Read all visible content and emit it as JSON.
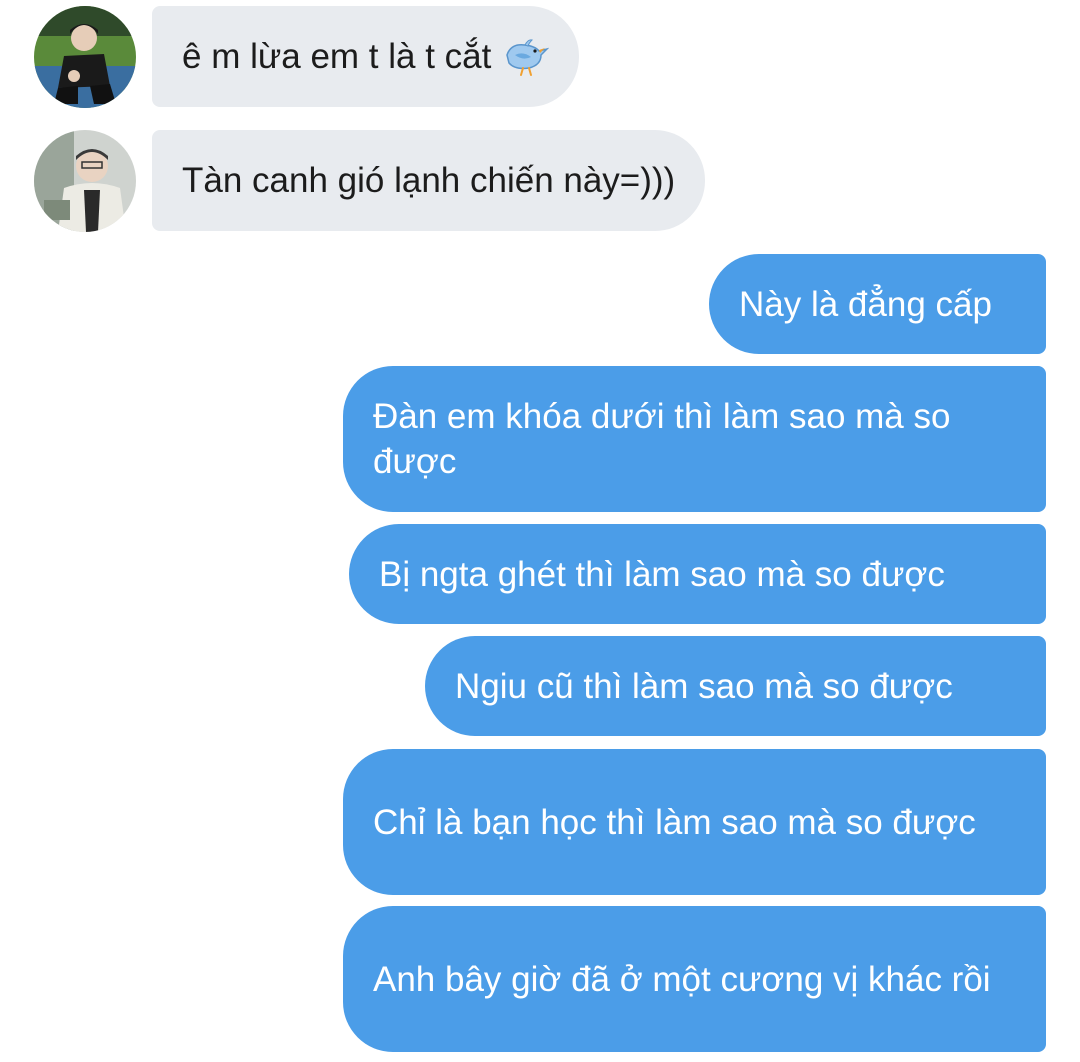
{
  "conversation": {
    "incoming": [
      {
        "text": "ê m lừa em t là t cắt",
        "emoji": "bird-icon"
      },
      {
        "text": "Tàn canh gió lạnh chiến này=)))"
      }
    ],
    "outgoing": [
      {
        "text": "Này là đẳng cấp"
      },
      {
        "text": "Đàn em khóa dưới thì làm sao mà so được"
      },
      {
        "text": "Bị ngta ghét thì làm sao mà so được"
      },
      {
        "text": "Ngiu cũ thì làm sao mà so được"
      },
      {
        "text": "Chỉ là bạn học thì làm sao mà so được"
      },
      {
        "text": "Anh bây giờ đã ở một cương vị khác rồi"
      }
    ]
  },
  "colors": {
    "incoming_bubble": "#e8ebef",
    "outgoing_bubble": "#4b9de8",
    "incoming_text": "#1c1c1c",
    "outgoing_text": "#ffffff"
  }
}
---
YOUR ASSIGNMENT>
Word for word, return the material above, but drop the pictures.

ANSWER SECTION>
Read all visible content and emit it as JSON.
{
  "conversation": {
    "incoming": [
      {
        "text": "ê m lừa em t là t cắt",
        "emoji": "bird-icon"
      },
      {
        "text": "Tàn canh gió lạnh chiến này=)))"
      }
    ],
    "outgoing": [
      {
        "text": "Này là đẳng cấp"
      },
      {
        "text": "Đàn em khóa dưới thì làm sao mà so được"
      },
      {
        "text": "Bị ngta ghét thì làm sao mà so được"
      },
      {
        "text": "Ngiu cũ thì làm sao mà so được"
      },
      {
        "text": "Chỉ là bạn học thì làm sao mà so được"
      },
      {
        "text": "Anh bây giờ đã ở một cương vị khác rồi"
      }
    ]
  },
  "colors": {
    "incoming_bubble": "#e8ebef",
    "outgoing_bubble": "#4b9de8",
    "incoming_text": "#1c1c1c",
    "outgoing_text": "#ffffff"
  }
}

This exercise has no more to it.